Editor's Note: The following is a report on the practical applications of Ron Deal’s new book The Smart Stepfamily: 7 Steps to a Healthy Family (Bethany House Publishers, 2014).

The process of building a stepfamily after remarriage is more challenging than building a biological family. You’ll likely feel mixed emotions: excitement about starting married life with your new spouse, but disillusionment from the stressful demands it involves.

Many stepfamilies don’t survive; they give up on the process when it becomes too difficult for them. But it is possible to build a healthy stepfamily. The key is relying on God to help you during the process. Here’s how:

Ask God to heal pain from your past. Whether your past marriage ended through death or divorce, you and your children have gone through significant pain that will affect your current attitudes and actions – damaging your stepfamily – if you don’t pursue healing for it. Be encouraged that God can redeem even the worst suffering that you and your family have gone through. Place your trust in God to guide you through the healing process, which may include: praying about each of your specific concerns, talking with some caring people you trust, keeping a journal to record healing insights that God gives you, pursuing professional counseling, etc. Choose to believe that you can overcome your past pain and enjoy a healthy life with your stepfamily moving forward.

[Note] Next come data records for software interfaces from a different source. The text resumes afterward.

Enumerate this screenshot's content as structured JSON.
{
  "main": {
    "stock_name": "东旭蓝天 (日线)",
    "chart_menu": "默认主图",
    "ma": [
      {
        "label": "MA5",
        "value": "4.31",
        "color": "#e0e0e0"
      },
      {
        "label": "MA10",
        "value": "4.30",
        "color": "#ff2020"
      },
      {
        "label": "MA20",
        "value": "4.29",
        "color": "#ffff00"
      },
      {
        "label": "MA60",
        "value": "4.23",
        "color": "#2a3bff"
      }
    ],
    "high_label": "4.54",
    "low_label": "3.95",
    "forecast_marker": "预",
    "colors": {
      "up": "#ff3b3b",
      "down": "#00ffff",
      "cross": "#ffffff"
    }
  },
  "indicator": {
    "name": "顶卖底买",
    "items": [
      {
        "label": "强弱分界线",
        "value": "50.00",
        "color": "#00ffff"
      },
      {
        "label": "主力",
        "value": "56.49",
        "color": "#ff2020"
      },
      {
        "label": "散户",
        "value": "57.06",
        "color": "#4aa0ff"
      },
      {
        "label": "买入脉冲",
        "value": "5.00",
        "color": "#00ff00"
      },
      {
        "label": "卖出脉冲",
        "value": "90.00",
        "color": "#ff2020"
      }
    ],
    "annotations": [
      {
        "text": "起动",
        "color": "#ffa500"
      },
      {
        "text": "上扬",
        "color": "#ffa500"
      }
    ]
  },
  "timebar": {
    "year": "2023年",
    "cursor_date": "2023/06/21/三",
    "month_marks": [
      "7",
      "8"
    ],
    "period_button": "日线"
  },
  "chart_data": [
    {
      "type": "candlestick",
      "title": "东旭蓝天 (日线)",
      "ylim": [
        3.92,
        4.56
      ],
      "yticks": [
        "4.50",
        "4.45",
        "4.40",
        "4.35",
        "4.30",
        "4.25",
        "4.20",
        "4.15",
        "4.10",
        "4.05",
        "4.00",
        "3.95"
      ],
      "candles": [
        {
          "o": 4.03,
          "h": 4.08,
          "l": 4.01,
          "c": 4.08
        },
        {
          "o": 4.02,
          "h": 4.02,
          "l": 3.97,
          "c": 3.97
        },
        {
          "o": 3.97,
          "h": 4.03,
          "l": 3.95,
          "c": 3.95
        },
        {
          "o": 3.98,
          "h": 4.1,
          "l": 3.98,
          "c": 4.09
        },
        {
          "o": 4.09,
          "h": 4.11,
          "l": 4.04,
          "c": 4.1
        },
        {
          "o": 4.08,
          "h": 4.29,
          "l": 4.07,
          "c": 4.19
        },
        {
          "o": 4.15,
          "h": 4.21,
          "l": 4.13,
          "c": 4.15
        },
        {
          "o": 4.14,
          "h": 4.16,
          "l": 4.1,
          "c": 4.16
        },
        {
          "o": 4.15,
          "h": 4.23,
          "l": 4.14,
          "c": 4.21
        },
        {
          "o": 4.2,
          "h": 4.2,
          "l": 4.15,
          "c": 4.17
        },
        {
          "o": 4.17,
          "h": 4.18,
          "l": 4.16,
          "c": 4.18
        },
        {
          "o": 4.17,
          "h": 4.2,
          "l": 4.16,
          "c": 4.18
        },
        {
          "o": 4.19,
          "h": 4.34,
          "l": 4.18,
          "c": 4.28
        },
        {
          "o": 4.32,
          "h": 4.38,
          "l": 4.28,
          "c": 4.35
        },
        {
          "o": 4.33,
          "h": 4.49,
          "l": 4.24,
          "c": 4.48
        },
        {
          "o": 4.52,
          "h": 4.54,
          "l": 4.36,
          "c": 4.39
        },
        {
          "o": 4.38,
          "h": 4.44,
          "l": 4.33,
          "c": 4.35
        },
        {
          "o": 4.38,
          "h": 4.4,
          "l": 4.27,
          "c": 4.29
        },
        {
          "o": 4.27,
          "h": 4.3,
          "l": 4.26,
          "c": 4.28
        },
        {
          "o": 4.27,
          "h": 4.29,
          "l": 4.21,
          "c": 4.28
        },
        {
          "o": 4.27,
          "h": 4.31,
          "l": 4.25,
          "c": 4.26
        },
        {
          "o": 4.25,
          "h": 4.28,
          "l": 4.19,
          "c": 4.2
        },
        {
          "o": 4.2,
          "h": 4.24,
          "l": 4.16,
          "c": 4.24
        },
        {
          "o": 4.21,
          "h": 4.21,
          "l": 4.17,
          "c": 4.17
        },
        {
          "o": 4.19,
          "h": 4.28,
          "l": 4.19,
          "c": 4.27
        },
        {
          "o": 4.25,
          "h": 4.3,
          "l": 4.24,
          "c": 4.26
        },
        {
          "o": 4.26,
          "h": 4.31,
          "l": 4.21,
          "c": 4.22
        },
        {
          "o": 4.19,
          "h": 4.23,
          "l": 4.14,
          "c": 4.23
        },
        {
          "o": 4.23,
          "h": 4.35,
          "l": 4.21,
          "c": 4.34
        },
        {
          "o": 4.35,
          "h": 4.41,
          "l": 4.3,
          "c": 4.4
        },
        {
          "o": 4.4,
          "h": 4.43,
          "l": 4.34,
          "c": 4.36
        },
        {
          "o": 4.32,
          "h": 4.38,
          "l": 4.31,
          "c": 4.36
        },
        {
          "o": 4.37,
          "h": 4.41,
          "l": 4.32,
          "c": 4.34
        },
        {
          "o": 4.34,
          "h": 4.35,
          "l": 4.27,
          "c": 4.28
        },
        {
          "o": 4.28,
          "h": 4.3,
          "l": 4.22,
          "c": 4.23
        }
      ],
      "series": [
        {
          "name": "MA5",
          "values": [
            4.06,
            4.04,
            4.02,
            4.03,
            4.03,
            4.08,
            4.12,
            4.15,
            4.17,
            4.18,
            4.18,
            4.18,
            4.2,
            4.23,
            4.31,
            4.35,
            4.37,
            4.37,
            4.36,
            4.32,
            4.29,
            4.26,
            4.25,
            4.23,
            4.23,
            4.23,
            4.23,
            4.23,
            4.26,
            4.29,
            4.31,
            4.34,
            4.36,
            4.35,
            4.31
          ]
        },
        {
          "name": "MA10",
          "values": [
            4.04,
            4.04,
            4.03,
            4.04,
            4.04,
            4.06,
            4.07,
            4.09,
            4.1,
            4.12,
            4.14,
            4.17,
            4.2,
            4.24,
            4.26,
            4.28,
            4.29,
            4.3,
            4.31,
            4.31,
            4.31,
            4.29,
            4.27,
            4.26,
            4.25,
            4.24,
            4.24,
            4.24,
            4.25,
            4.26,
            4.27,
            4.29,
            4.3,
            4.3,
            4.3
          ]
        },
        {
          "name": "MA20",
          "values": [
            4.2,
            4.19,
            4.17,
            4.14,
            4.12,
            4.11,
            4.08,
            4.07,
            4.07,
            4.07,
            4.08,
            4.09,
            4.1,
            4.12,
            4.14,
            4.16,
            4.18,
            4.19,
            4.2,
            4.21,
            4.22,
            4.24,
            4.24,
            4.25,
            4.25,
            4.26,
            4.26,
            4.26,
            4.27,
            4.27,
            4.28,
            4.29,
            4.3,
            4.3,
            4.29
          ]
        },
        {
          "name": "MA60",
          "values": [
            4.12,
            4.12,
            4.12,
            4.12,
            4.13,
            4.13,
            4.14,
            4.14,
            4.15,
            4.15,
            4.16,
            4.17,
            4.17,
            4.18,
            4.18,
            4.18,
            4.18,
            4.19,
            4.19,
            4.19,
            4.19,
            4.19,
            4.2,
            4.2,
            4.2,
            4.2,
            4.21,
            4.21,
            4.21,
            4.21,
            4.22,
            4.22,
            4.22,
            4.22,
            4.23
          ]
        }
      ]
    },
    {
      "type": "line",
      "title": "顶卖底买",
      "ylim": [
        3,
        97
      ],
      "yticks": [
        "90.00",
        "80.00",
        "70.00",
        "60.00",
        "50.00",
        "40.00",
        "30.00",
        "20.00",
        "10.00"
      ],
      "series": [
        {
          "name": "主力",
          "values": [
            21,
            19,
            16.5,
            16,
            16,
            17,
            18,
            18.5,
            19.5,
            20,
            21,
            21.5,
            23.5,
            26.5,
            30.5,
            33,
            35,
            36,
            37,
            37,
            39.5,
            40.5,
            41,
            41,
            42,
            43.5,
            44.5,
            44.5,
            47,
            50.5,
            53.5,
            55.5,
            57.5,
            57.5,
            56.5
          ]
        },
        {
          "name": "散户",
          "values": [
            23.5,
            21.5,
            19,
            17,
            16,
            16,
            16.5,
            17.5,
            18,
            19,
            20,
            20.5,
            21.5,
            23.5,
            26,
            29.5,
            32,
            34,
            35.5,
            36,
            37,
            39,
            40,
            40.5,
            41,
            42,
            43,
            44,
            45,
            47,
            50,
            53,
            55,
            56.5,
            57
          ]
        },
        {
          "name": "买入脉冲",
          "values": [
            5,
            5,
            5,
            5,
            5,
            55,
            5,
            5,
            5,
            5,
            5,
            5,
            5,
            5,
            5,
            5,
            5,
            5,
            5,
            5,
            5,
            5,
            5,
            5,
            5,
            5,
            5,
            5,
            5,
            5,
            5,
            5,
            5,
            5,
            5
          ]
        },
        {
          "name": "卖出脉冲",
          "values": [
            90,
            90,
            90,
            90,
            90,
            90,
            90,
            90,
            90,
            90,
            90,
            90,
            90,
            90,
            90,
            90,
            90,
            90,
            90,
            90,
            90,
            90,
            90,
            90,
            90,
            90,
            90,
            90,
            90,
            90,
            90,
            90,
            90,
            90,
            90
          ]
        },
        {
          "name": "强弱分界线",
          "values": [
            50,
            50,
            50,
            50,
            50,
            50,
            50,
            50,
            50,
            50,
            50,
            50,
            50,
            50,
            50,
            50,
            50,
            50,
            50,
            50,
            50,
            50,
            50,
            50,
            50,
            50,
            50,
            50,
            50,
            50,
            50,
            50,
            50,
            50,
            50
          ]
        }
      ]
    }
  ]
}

Develop key qualities that will help you create a healthy stepfamily life together. Those qualities are: spiritual integrity and Christlikeness (living honest and faithful lives in which you all are gradually growing to become more like Jesus Christ), listening (paying careful attention to what each family member has to say), understanding (getting to know each other’s perspectives), perseverance (relying on God to help you all get through difficulties well), commitment (deciding to love, honor, and cherish each other for a lifetime), patience (not rushing your stepfamily’s integration; allowing enough time – usually five to seven years – to develop authentically close relationships), flexibility (opening yourselves up to creative solutions to problems), and humor (not taking yourselves or your lives too seriously so you can gain an accurate perspective on your circumstances).

Discover a redemptive God together. Rely on God to give you and your family the love, forgiveness, strength, and direction you’ll need for your journey together. Take an honest look at how strong you and your spouse’s relationships with Jesus are. Once you identify specific ways in which you can grow closer to Jesus (such as praying more or repenting of a certain sin), devote yourselves to doing so. Seek a deeper knowledge of God’s Word and will for your life together. Make your relationship with Jesus your top priority, and revolve your marriage and family around it.

Adjust your expectations. Ask the Holy Spirit to help you recognize unrealistic expectations in your marriage and parenting relationships and adjust them to reality. Expect that it will be a slow process for stepfamily members to get used to new living conditions, feel a sense of belonging, and build genuinely close relationships with each other. Be patient, instead of trying to rush the process or force or pressure family members to act like a close family before they’re truly ready. Relax and trust God to lead you day by day.